    payrollpro Registered Posts: 427 Dedicated contributor 🦉
    Options
    Jenny,

    The problem with that argument is that it was just such practices within the recruitment industry which prompted the EU driective in the first place!

    One method I like, which some agencies do, is to work out the value of the holiday each week but instead of paying it, it shows on the payslip as accumulated holiday entitlement and the worker then calls off whatever amount they want when they take a holiday. It satisfies the law as no payment is made unless and until they actually take time off and the worker is in control of the amount they have, simple.

    Remember that one temping agency challenged the EU rulings on rolled up holiday pay and lost.

    Payrollpro
  • jenny3549
    jenny3549 Registered Posts: 472 Dedicated contributor 🦉
    Options
    Thanks PP! It's always good to get confirmation. I told her that I was not going to pay the holiday pay weekly as I have my own system, it's just difficult sometimes when someone is convinced their way is right just because they have been doing it like that for years.

    I don't presume to tell her how to deal with her own payroll for her agency (her company is not part of a group with ours) but she is a director of our company also which means we have had a few disagreements over payroll and HR related things over the years! Of course, the MD (her husband) refers to her as 'an expert' in these things. I'm just a stubborn so and so though so I tend to do it my way anyway!
  • coojee
    coojee Registered Posts: 794 Epic contributor 🐘
    Options
    payrollpro wrote: »
    Jenny,

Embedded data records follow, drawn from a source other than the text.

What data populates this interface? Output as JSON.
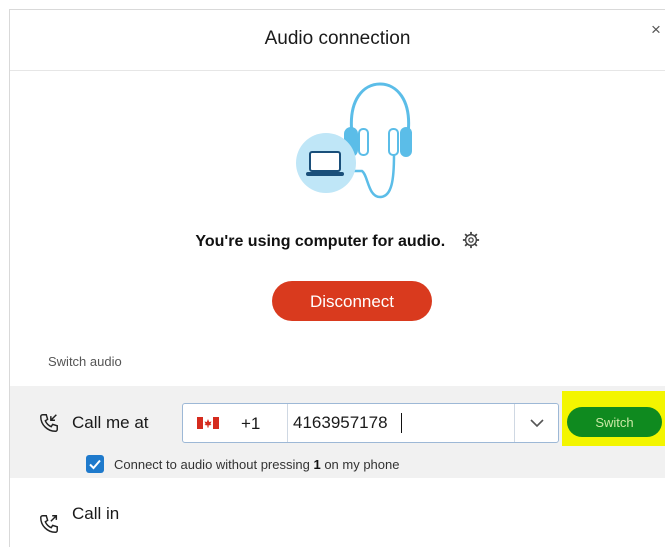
{
  "dialog": {
    "title": "Audio connection",
    "close_label": "×"
  },
  "status": {
    "text": "You're using computer for audio.",
    "icons": {
      "illustration": "laptop-headphones-illustration",
      "settings": "gear-icon"
    }
  },
  "actions": {
    "disconnect_label": "Disconnect"
  },
  "switch_audio": {
    "section_label": "Switch audio",
    "call_me": {
      "label": "Call me at",
      "country_flag": "canada-flag",
      "country_code": "+1",
      "phone_value": "4163957178",
      "switch_label": "Switch",
      "switch_highlight_color": "#f3f500",
      "switch_button_color": "#0f8a1f"
    },
    "option": {
      "checked": true,
      "label_prefix": "Connect to audio without pressing ",
      "label_key": "1",
      "label_suffix": " on my phone"
    },
    "call_in": {
      "label": "Call in"
    }
  },
  "colors": {
    "accent_blue": "#1f7acc",
    "disconnect_red": "#d93a1e",
    "illustration_blue": "#5bbde8"
  }
}
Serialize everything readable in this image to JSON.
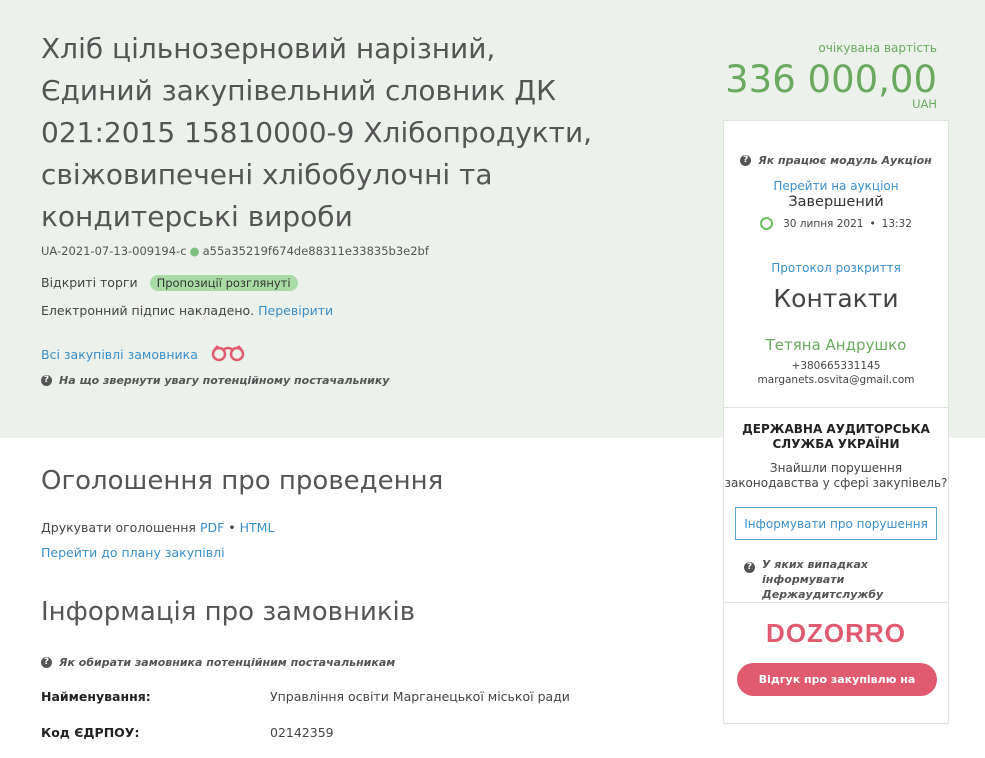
{
  "tender": {
    "title": "Хліб цільнозерновий нарізний, Єдиний закупівельний словник ДК 021:2015 15810000-9 Хлібопродукти, свіжовипечені хлібобулочні та кондитерські вироби",
    "id": "UA-2021-07-13-009194-c",
    "hash": "a55a35219f674de88311e33835b3e2bf",
    "procedure": "Відкриті торги",
    "status_badge": "Пропозиції розглянуті",
    "signature_text": "Електронний підпис накладено.",
    "signature_link": "Перевірити",
    "all_purchases_link": "Всі закупівлі замовника",
    "attention_hint": "На що звернути увагу потенційному постачальнику"
  },
  "price": {
    "label": "очікувана вартість",
    "amount": "336 000,00",
    "currency": "UAH"
  },
  "announcement": {
    "heading": "Оголошення про проведення",
    "print_label": "Друкувати оголошення",
    "pdf": "PDF",
    "sep": "•",
    "html": "HTML",
    "plan_link": "Перейти до плану закупівлі"
  },
  "customers": {
    "heading": "Інформація про замовників",
    "hint": "Як обирати замовника потенційним постачальникам",
    "fields": [
      {
        "label": "Найменування:",
        "value": "Управління освіти Марганецької міської ради"
      },
      {
        "label": "Код ЄДРПОУ:",
        "value": "02142359"
      }
    ]
  },
  "sidebar": {
    "auction_hint": "Як працює модуль Аукціон",
    "goto_auction": "Перейти на аукціон",
    "auction_status": "Завершений",
    "auction_date": "30 липня 2021",
    "auction_time": "13:32",
    "protocol_link": "Протокол розкриття",
    "contacts_heading": "Контакти",
    "contact_name": "Тетяна Андрушко",
    "contact_phone": "+380665331145",
    "contact_email": "marganets.osvita@gmail.com",
    "dasu_title": "ДЕРЖАВНА АУДИТОРСЬКА СЛУЖБА УКРАЇНИ",
    "dasu_text": "Знайшли порушення законодавства у сфері закупівель?",
    "dasu_button": "Інформувати про порушення",
    "dasu_hint": "У яких випадках інформувати Держаудитслужбу",
    "dozorro_logo": "DOZORRO",
    "dozorro_button": "Відгук про закупівлю на Дозорро"
  },
  "colors": {
    "accent_green": "#6aaa5f",
    "link_blue": "#3a8fc9",
    "dozorro_red": "#e05b6f",
    "hero_bg": "#ecf1ec"
  }
}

    The problem with that argument is that it was just such practices within the recruitment industry which prompted the EU driective in the first place!

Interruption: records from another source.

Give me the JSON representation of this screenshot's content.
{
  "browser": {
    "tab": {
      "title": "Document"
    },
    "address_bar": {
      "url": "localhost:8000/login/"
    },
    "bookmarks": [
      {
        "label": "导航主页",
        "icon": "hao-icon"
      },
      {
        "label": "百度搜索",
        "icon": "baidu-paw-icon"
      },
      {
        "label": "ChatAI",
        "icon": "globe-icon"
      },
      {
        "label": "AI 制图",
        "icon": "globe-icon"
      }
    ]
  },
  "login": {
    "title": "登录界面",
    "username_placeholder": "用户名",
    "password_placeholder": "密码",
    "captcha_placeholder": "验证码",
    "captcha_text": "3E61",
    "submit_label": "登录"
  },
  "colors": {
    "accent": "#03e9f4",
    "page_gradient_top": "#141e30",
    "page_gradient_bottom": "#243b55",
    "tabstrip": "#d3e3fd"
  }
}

    One method I like, which some agencies do, is to work out the value of the holiday each week but instead of paying it, it shows on the payslip as accumulated holiday entitlement and the worker then calls off whatever amount they want when they take a holiday. It satisfies the law as no payment is made unless and until they actually take time off and the worker is in control of the amount they have, simple.

    Remember that one temping agency challenged the EU rulings on rolled up holiday pay and lost.

    Payrollpro

    I like this one, hadn't thought of that. I get rolled up holiday pay, it doesn't bother me that I don't get paid when I don't work. WHat would bother me is if I had to be paid on the system of average hours worked in the 3 months before the holiday was taken, if those 3 months just happened to be very light then I wouldn't get as much holiday pay. Conversely the downside for the employer is if those 3 months happened to be very heavy I'd get a disproportionately high amount of holiday pay. I can see why the EU don't like it though, I hardly ever take 4 and a bit weeks holiday because I don't need to. I set my own hours so if I'm off for a couple of days I don't even count it as holiday as some days I don't work anyway.
  • Monsoon
    Monsoon Registered Posts: 4,071 Beyond epic contributor 🧙‍♂️
    Options
    Surely someone on a fixed salary effectively gets rolled up holiday? They get paid the same every month whether they work or not.
  • JodieR
    JodieR Registered Posts: 1,002 Beyond epic contributor 🧙‍♂️
    Options
    Monsoon wrote: »
    Surely someone on a fixed salary effectively gets rolled up holiday? They get paid the same every month whether they work or not.

    No no, they get the opposite - if it was rolled up they would get more when they were actaully in the office and less over xmas and the summer when they're having a couple of weeks off (ie the time you need your money most!), hence the argument!
Privacy Policy